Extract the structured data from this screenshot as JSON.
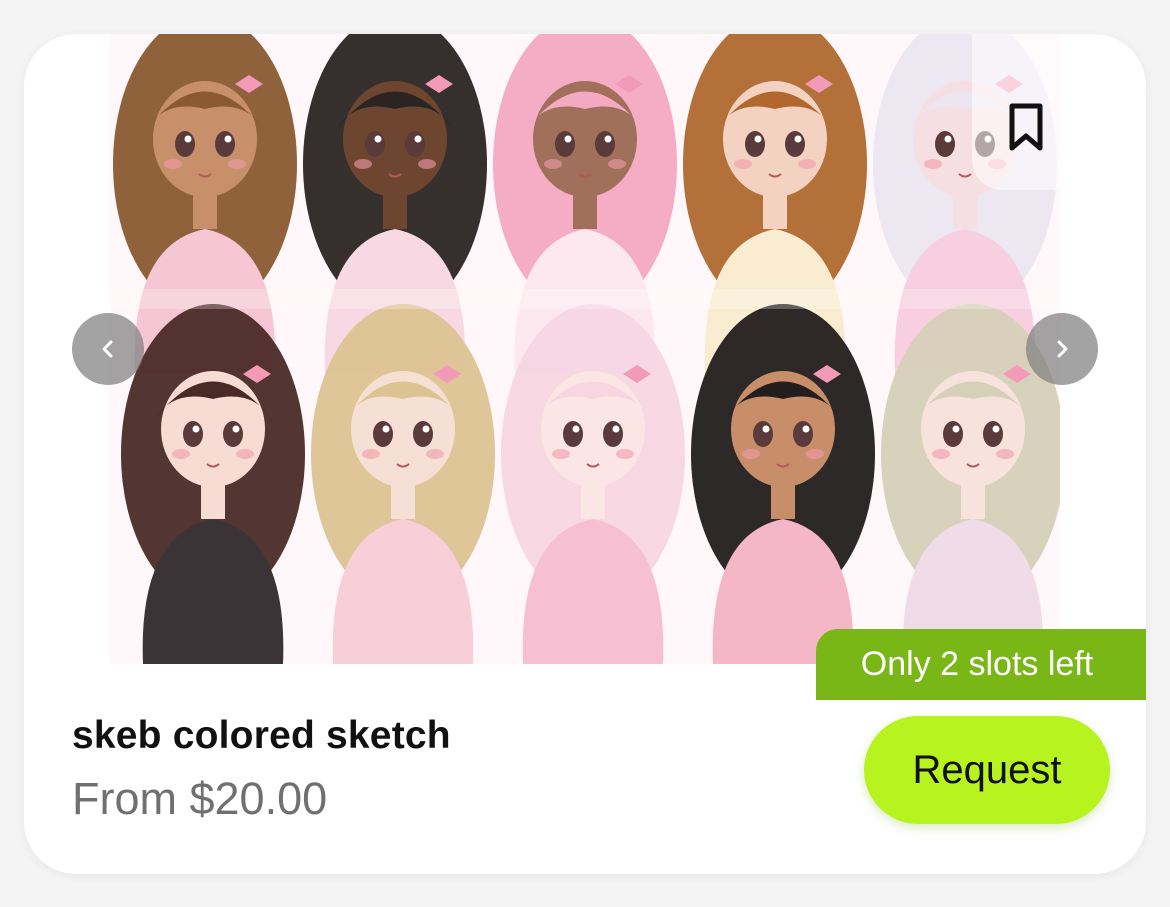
{
  "listing": {
    "title": "skeb colored sketch",
    "price": "From $20.00",
    "slots_badge": "Only 2 slots left",
    "request_label": "Request"
  },
  "icons": {
    "bookmark": "bookmark-icon",
    "prev": "chevron-left-icon",
    "next": "chevron-right-icon"
  },
  "colors": {
    "badge": "#78b716",
    "request": "#b6f31f",
    "nav": "#808080"
  },
  "gallery": {
    "characters": [
      {
        "hair": "#8a5a32",
        "skin": "#c8906a",
        "outfit": "#f6c6d4"
      },
      {
        "hair": "#2a2422",
        "skin": "#6e4630",
        "outfit": "#f8d8e2"
      },
      {
        "hair": "#f3a9c2",
        "skin": "#a0705a",
        "outfit": "#fde8ef"
      },
      {
        "hair": "#b0682e",
        "skin": "#f4d2c2",
        "outfit": "#f9ecd0"
      },
      {
        "hair": "#ece6f1",
        "skin": "#f6dfe2",
        "outfit": "#f7cfe0"
      },
      {
        "hair": "#4a2a26",
        "skin": "#f6dcd2",
        "outfit": "#3a3436"
      },
      {
        "hair": "#dcc392",
        "skin": "#f6dfd4",
        "outfit": "#f8cfd9"
      },
      {
        "hair": "#f7d6e2",
        "skin": "#fbe5e5",
        "outfit": "#f7bfd2"
      },
      {
        "hair": "#231d1d",
        "skin": "#c88e6a",
        "outfit": "#f5b6c8"
      },
      {
        "hair": "#d6d0b8",
        "skin": "#f8e2dc",
        "outfit": "#efdce8"
      }
    ]
  }
}
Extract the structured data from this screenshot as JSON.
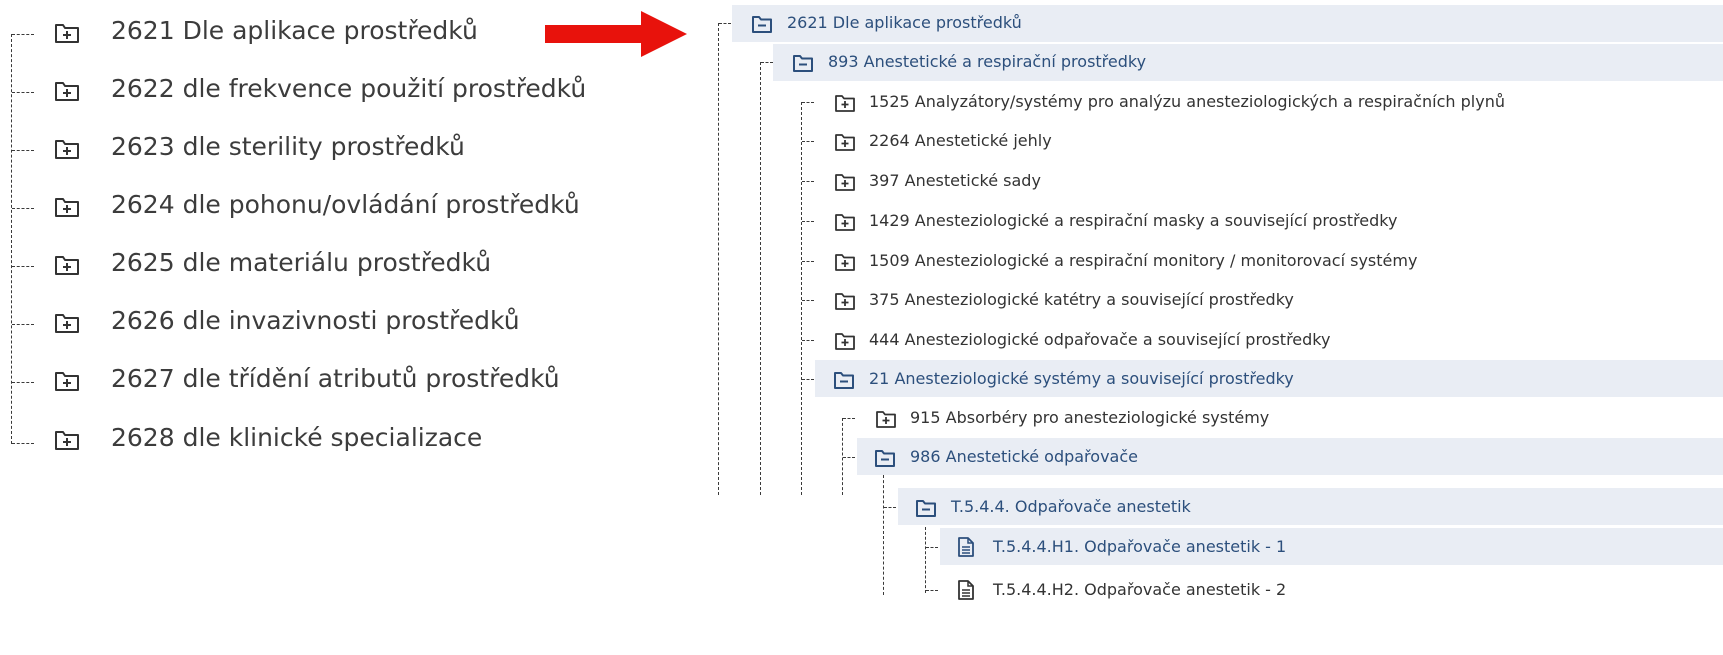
{
  "left_tree": {
    "items": [
      {
        "label": "2621 Dle aplikace prostředků"
      },
      {
        "label": "2622 dle frekvence použití prostředků"
      },
      {
        "label": "2623 dle sterility prostředků"
      },
      {
        "label": "2624 dle pohonu/ovládání prostředků"
      },
      {
        "label": "2625 dle materiálu prostředků"
      },
      {
        "label": "2626 dle invazivnosti prostředků"
      },
      {
        "label": "2627 dle třídění atributů prostředků"
      },
      {
        "label": "2628 dle klinické specializace"
      }
    ]
  },
  "arrow": {
    "color": "#e8120c",
    "icon": "arrow-right-icon"
  },
  "right_tree": {
    "root": {
      "label": "2621 Dle aplikace prostředků",
      "state": "expanded"
    },
    "level1": {
      "label": "893 Anestetické a respirační prostředky",
      "state": "expanded"
    },
    "level2": [
      {
        "label": "1525 Analyzátory/systémy pro analýzu anesteziologických a respiračních plynů",
        "state": "collapsed"
      },
      {
        "label": "2264 Anestetické jehly",
        "state": "collapsed"
      },
      {
        "label": "397 Anestetické sady",
        "state": "collapsed"
      },
      {
        "label": "1429 Anesteziologické a respirační masky a související prostředky",
        "state": "collapsed"
      },
      {
        "label": "1509 Anesteziologické a respirační monitory / monitorovací systémy",
        "state": "collapsed"
      },
      {
        "label": "375 Anesteziologické katétry a související prostředky",
        "state": "collapsed"
      },
      {
        "label": "444 Anesteziologické odpařovače a související prostředky",
        "state": "collapsed"
      },
      {
        "label": "21 Anesteziologické systémy a související prostředky",
        "state": "expanded"
      }
    ],
    "level3": [
      {
        "label": "915 Absorbéry pro anesteziologické systémy",
        "state": "collapsed"
      },
      {
        "label": "986 Anestetické odpařovače",
        "state": "expanded"
      }
    ],
    "level4": {
      "label": "T.5.4.4. Odpařovače anestetik",
      "state": "expanded"
    },
    "level5": [
      {
        "label": "T.5.4.4.H1. Odpařovače anestetik - 1",
        "state": "selected"
      },
      {
        "label": "T.5.4.4.H2. Odpařovače anestetik - 2",
        "state": "leaf"
      }
    ]
  },
  "colors": {
    "highlight": "#e9edf4",
    "link_blue": "#2c4f7c",
    "arrow_red": "#e8120c"
  }
}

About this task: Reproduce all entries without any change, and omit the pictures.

Response box:
Extract the structured data from this screenshot as JSON.
{
  "listing": {
    "title": "skeb colored sketch",
    "price": "From $20.00",
    "slots_badge": "Only 2 slots left",
    "request_label": "Request"
  },
  "icons": {
    "bookmark": "bookmark-icon",
    "prev": "chevron-left-icon",
    "next": "chevron-right-icon"
  },
  "colors": {
    "badge": "#78b716",
    "request": "#b6f31f",
    "nav": "#808080"
  },
  "gallery": {
    "characters": [
      {
        "hair": "#8a5a32",
        "skin": "#c8906a",
        "outfit": "#f6c6d4"
      },
      {
        "hair": "#2a2422",
        "skin": "#6e4630",
        "outfit": "#f8d8e2"
      },
      {
        "hair": "#f3a9c2",
        "skin": "#a0705a",
        "outfit": "#fde8ef"
      },
      {
        "hair": "#b0682e",
        "skin": "#f4d2c2",
        "outfit": "#f9ecd0"
      },
      {
        "hair": "#ece6f1",
        "skin": "#f6dfe2",
        "outfit": "#f7cfe0"
      },
      {
        "hair": "#4a2a26",
        "skin": "#f6dcd2",
        "outfit": "#3a3436"
      },
      {
        "hair": "#dcc392",
        "skin": "#f6dfd4",
        "outfit": "#f8cfd9"
      },
      {
        "hair": "#f7d6e2",
        "skin": "#fbe5e5",
        "outfit": "#f7bfd2"
      },
      {
        "hair": "#231d1d",
        "skin": "#c88e6a",
        "outfit": "#f5b6c8"
      },
      {
        "hair": "#d6d0b8",
        "skin": "#f8e2dc",
        "outfit": "#efdce8"
      }
    ]
  }
}
Extract the structured data from this screenshot as JSON.
{
  "left_tree": {
    "items": [
      {
        "label": "2621 Dle aplikace prostředků"
      },
      {
        "label": "2622 dle frekvence použití prostředků"
      },
      {
        "label": "2623 dle sterility prostředků"
      },
      {
        "label": "2624 dle pohonu/ovládání prostředků"
      },
      {
        "label": "2625 dle materiálu prostředků"
      },
      {
        "label": "2626 dle invazivnosti prostředků"
      },
      {
        "label": "2627 dle třídění atributů prostředků"
      },
      {
        "label": "2628 dle klinické specializace"
      }
    ]
  },
  "arrow": {
    "color": "#e8120c",
    "icon": "arrow-right-icon"
  },
  "right_tree": {
    "root": {
      "label": "2621 Dle aplikace prostředků",
      "state": "expanded"
    },
    "level1": {
      "label": "893 Anestetické a respirační prostředky",
      "state": "expanded"
    },
    "level2": [
      {
        "label": "1525 Analyzátory/systémy pro analýzu anesteziologických a respiračních plynů",
        "state": "collapsed"
      },
      {
        "label": "2264 Anestetické jehly",
        "state": "collapsed"
      },
      {
        "label": "397 Anestetické sady",
        "state": "collapsed"
      },
      {
        "label": "1429 Anesteziologické a respirační masky a související prostředky",
        "state": "collapsed"
      },
      {
        "label": "1509 Anesteziologické a respirační monitory / monitorovací systémy",
        "state": "collapsed"
      },
      {
        "label": "375 Anesteziologické katétry a související prostředky",
        "state": "collapsed"
      },
      {
        "label": "444 Anesteziologické odpařovače a související prostředky",
        "state": "collapsed"
      },
      {
        "label": "21 Anesteziologické systémy a související prostředky",
        "state": "expanded"
      }
    ],
    "level3": [
      {
        "label": "915 Absorbéry pro anesteziologické systémy",
        "state": "collapsed"
      },
      {
        "label": "986 Anestetické odpařovače",
        "state": "expanded"
      }
    ],
    "level4": {
      "label": "T.5.4.4. Odpařovače anestetik",
      "state": "expanded"
    },
    "level5": [
      {
        "label": "T.5.4.4.H1. Odpařovače anestetik - 1",
        "state": "selected"
      },
      {
        "label": "T.5.4.4.H2. Odpařovače anestetik - 2",
        "state": "leaf"
      }
    ]
  },
  "colors": {
    "highlight": "#e9edf4",
    "link_blue": "#2c4f7c",
    "arrow_red": "#e8120c"
  }
}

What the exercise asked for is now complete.